PROBLEM DESCRIPTION
What's required is a verbatim printout of all the data.

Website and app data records

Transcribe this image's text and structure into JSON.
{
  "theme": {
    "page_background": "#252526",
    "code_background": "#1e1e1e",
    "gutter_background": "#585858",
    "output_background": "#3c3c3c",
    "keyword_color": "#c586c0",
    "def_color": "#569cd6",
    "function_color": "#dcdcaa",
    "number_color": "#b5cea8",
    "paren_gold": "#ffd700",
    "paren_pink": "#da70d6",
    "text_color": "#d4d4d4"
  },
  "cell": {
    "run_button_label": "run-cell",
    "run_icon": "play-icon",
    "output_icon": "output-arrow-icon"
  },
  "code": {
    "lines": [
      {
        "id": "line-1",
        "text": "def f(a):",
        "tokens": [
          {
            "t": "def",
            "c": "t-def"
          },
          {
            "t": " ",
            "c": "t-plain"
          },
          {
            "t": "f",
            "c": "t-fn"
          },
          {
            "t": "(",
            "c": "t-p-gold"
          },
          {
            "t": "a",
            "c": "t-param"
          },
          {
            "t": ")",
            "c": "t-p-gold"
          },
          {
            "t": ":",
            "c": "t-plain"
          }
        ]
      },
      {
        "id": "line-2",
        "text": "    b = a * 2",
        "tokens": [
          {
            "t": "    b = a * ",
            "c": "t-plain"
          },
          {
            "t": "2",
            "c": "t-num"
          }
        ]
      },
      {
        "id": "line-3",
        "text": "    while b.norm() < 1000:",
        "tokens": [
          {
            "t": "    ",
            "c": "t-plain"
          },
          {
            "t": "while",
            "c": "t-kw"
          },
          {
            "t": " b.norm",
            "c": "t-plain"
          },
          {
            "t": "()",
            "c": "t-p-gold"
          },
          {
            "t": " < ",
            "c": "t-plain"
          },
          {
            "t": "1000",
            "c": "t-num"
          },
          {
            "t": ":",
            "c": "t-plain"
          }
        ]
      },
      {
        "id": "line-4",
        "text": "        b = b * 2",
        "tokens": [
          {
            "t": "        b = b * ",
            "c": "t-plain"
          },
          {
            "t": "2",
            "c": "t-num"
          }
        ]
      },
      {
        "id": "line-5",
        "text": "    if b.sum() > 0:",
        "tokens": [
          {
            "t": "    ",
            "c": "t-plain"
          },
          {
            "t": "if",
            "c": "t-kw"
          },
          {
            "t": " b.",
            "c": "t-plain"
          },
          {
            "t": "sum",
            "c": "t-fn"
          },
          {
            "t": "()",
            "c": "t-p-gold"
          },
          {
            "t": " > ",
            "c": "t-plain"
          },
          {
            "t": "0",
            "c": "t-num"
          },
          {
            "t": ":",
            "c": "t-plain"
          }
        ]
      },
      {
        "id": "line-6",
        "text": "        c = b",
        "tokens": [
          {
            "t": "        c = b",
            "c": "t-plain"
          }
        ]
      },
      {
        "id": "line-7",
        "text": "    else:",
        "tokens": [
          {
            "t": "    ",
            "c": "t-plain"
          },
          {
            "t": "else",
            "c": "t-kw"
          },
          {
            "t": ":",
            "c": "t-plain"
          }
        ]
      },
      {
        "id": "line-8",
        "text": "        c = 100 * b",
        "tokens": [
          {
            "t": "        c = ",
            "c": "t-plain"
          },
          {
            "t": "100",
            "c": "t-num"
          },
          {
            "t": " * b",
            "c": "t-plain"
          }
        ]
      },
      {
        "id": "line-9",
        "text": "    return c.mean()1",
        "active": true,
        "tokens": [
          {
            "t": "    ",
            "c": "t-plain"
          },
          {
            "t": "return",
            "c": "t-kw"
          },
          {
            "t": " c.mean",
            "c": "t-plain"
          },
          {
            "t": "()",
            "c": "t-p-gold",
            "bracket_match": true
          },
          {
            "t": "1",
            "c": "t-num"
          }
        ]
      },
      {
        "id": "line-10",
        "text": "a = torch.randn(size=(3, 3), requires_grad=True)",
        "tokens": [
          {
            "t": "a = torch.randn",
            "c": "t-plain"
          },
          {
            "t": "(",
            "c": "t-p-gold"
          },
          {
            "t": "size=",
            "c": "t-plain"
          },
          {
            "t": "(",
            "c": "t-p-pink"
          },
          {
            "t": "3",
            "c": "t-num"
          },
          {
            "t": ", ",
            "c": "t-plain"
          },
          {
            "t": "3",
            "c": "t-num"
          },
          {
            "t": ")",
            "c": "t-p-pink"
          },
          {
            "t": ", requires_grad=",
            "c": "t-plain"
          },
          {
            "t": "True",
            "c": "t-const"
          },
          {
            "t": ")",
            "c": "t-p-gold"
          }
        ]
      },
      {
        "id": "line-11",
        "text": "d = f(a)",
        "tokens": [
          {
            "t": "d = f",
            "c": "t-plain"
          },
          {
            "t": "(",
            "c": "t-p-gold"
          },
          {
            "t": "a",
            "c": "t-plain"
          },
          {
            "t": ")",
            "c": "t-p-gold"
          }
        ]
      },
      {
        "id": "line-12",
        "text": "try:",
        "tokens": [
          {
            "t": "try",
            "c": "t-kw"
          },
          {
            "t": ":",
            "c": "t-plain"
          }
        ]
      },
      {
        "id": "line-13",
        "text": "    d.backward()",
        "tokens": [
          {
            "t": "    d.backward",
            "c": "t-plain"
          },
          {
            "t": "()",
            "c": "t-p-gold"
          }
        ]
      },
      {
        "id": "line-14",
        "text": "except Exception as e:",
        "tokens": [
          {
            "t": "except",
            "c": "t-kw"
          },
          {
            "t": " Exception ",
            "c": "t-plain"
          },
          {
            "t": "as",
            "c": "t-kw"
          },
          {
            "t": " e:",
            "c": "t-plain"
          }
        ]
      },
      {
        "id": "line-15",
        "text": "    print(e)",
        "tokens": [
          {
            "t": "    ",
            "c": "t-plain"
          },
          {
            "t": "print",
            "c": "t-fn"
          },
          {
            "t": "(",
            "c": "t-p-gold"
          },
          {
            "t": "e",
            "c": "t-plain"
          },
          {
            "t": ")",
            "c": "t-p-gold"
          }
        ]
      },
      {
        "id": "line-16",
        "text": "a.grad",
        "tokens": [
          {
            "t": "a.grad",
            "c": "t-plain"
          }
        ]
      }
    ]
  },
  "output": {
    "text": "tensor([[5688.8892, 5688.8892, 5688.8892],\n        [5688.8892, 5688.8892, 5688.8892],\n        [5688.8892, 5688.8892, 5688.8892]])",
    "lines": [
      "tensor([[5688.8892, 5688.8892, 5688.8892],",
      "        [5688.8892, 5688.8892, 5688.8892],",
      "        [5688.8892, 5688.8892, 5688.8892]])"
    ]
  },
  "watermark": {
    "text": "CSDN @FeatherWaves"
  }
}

RESPONSE
Transcribe this image's text and structure into JSON.
{
  "theme": {
    "page_background": "#252526",
    "code_background": "#1e1e1e",
    "gutter_background": "#585858",
    "output_background": "#3c3c3c",
    "keyword_color": "#c586c0",
    "def_color": "#569cd6",
    "function_color": "#dcdcaa",
    "number_color": "#b5cea8",
    "paren_gold": "#ffd700",
    "paren_pink": "#da70d6",
    "text_color": "#d4d4d4"
  },
  "cell": {
    "run_button_label": "run-cell",
    "run_icon": "play-icon",
    "output_icon": "output-arrow-icon"
  },
  "code": {
    "lines": [
      {
        "id": "line-1",
        "text": "def f(a):",
        "tokens": [
          {
            "t": "def",
            "c": "t-def"
          },
          {
            "t": " ",
            "c": "t-plain"
          },
          {
            "t": "f",
            "c": "t-fn"
          },
          {
            "t": "(",
            "c": "t-p-gold"
          },
          {
            "t": "a",
            "c": "t-param"
          },
          {
            "t": ")",
            "c": "t-p-gold"
          },
          {
            "t": ":",
            "c": "t-plain"
          }
        ]
      },
      {
        "id": "line-2",
        "text": "    b = a * 2",
        "tokens": [
          {
            "t": "    b = a * ",
            "c": "t-plain"
          },
          {
            "t": "2",
            "c": "t-num"
          }
        ]
      },
      {
        "id": "line-3",
        "text": "    while b.norm() < 1000:",
        "tokens": [
          {
            "t": "    ",
            "c": "t-plain"
          },
          {
            "t": "while",
            "c": "t-kw"
          },
          {
            "t": " b.norm",
            "c": "t-plain"
          },
          {
            "t": "()",
            "c": "t-p-gold"
          },
          {
            "t": " < ",
            "c": "t-plain"
          },
          {
            "t": "1000",
            "c": "t-num"
          },
          {
            "t": ":",
            "c": "t-plain"
          }
        ]
      },
      {
        "id": "line-4",
        "text": "        b = b * 2",
        "tokens": [
          {
            "t": "        b = b * ",
            "c": "t-plain"
          },
          {
            "t": "2",
            "c": "t-num"
          }
        ]
      },
      {
        "id": "line-5",
        "text": "    if b.sum() > 0:",
        "tokens": [
          {
            "t": "    ",
            "c": "t-plain"
          },
          {
            "t": "if",
            "c": "t-kw"
          },
          {
            "t": " b.",
            "c": "t-plain"
          },
          {
            "t": "sum",
            "c": "t-fn"
          },
          {
            "t": "()",
            "c": "t-p-gold"
          },
          {
            "t": " > ",
            "c": "t-plain"
          },
          {
            "t": "0",
            "c": "t-num"
          },
          {
            "t": ":",
            "c": "t-plain"
          }
        ]
      },
      {
        "id": "line-6",
        "text": "        c = b",
        "tokens": [
          {
            "t": "        c = b",
            "c": "t-plain"
          }
        ]
      },
      {
        "id": "line-7",
        "text": "    else:",
        "tokens": [
          {
            "t": "    ",
            "c": "t-plain"
          },
          {
            "t": "else",
            "c": "t-kw"
          },
          {
            "t": ":",
            "c": "t-plain"
          }
        ]
      },
      {
        "id": "line-8",
        "text": "        c = 100 * b",
        "tokens": [
          {
            "t": "        c = ",
            "c": "t-plain"
          },
          {
            "t": "100",
            "c": "t-num"
          },
          {
            "t": " * b",
            "c": "t-plain"
          }
        ]
      },
      {
        "id": "line-9",
        "text": "    return c.mean()1",
        "active": true,
        "tokens": [
          {
            "t": "    ",
            "c": "t-plain"
          },
          {
            "t": "return",
            "c": "t-kw"
          },
          {
            "t": " c.mean",
            "c": "t-plain"
          },
          {
            "t": "()",
            "c": "t-p-gold",
            "bracket_match": true
          },
          {
            "t": "1",
            "c": "t-num"
          }
        ]
      },
      {
        "id": "line-10",
        "text": "a = torch.randn(size=(3, 3), requires_grad=True)",
        "tokens": [
          {
            "t": "a = torch.randn",
            "c": "t-plain"
          },
          {
            "t": "(",
            "c": "t-p-gold"
          },
          {
            "t": "size=",
            "c": "t-plain"
          },
          {
            "t": "(",
            "c": "t-p-pink"
          },
          {
            "t": "3",
            "c": "t-num"
          },
          {
            "t": ", ",
            "c": "t-plain"
          },
          {
            "t": "3",
            "c": "t-num"
          },
          {
            "t": ")",
            "c": "t-p-pink"
          },
          {
            "t": ", requires_grad=",
            "c": "t-plain"
          },
          {
            "t": "True",
            "c": "t-const"
          },
          {
            "t": ")",
            "c": "t-p-gold"
          }
        ]
      },
      {
        "id": "line-11",
        "text": "d = f(a)",
        "tokens": [
          {
            "t": "d = f",
            "c": "t-plain"
          },
          {
            "t": "(",
            "c": "t-p-gold"
          },
          {
            "t": "a",
            "c": "t-plain"
          },
          {
            "t": ")",
            "c": "t-p-gold"
          }
        ]
      },
      {
        "id": "line-12",
        "text": "try:",
        "tokens": [
          {
            "t": "try",
            "c": "t-kw"
          },
          {
            "t": ":",
            "c": "t-plain"
          }
        ]
      },
      {
        "id": "line-13",
        "text": "    d.backward()",
        "tokens": [
          {
            "t": "    d.backward",
            "c": "t-plain"
          },
          {
            "t": "()",
            "c": "t-p-gold"
          }
        ]
      },
      {
        "id": "line-14",
        "text": "except Exception as e:",
        "tokens": [
          {
            "t": "except",
            "c": "t-kw"
          },
          {
            "t": " Exception ",
            "c": "t-plain"
          },
          {
            "t": "as",
            "c": "t-kw"
          },
          {
            "t": " e:",
            "c": "t-plain"
          }
        ]
      },
      {
        "id": "line-15",
        "text": "    print(e)",
        "tokens": [
          {
            "t": "    ",
            "c": "t-plain"
          },
          {
            "t": "print",
            "c": "t-fn"
          },
          {
            "t": "(",
            "c": "t-p-gold"
          },
          {
            "t": "e",
            "c": "t-plain"
          },
          {
            "t": ")",
            "c": "t-p-gold"
          }
        ]
      },
      {
        "id": "line-16",
        "text": "a.grad",
        "tokens": [
          {
            "t": "a.grad",
            "c": "t-plain"
          }
        ]
      }
    ]
  },
  "output": {
    "text": "tensor([[5688.8892, 5688.8892, 5688.8892],\n        [5688.8892, 5688.8892, 5688.8892],\n        [5688.8892, 5688.8892, 5688.8892]])",
    "lines": [
      "tensor([[5688.8892, 5688.8892, 5688.8892],",
      "        [5688.8892, 5688.8892, 5688.8892],",
      "        [5688.8892, 5688.8892, 5688.8892]])"
    ]
  },
  "watermark": {
    "text": "CSDN @FeatherWaves"
  }
}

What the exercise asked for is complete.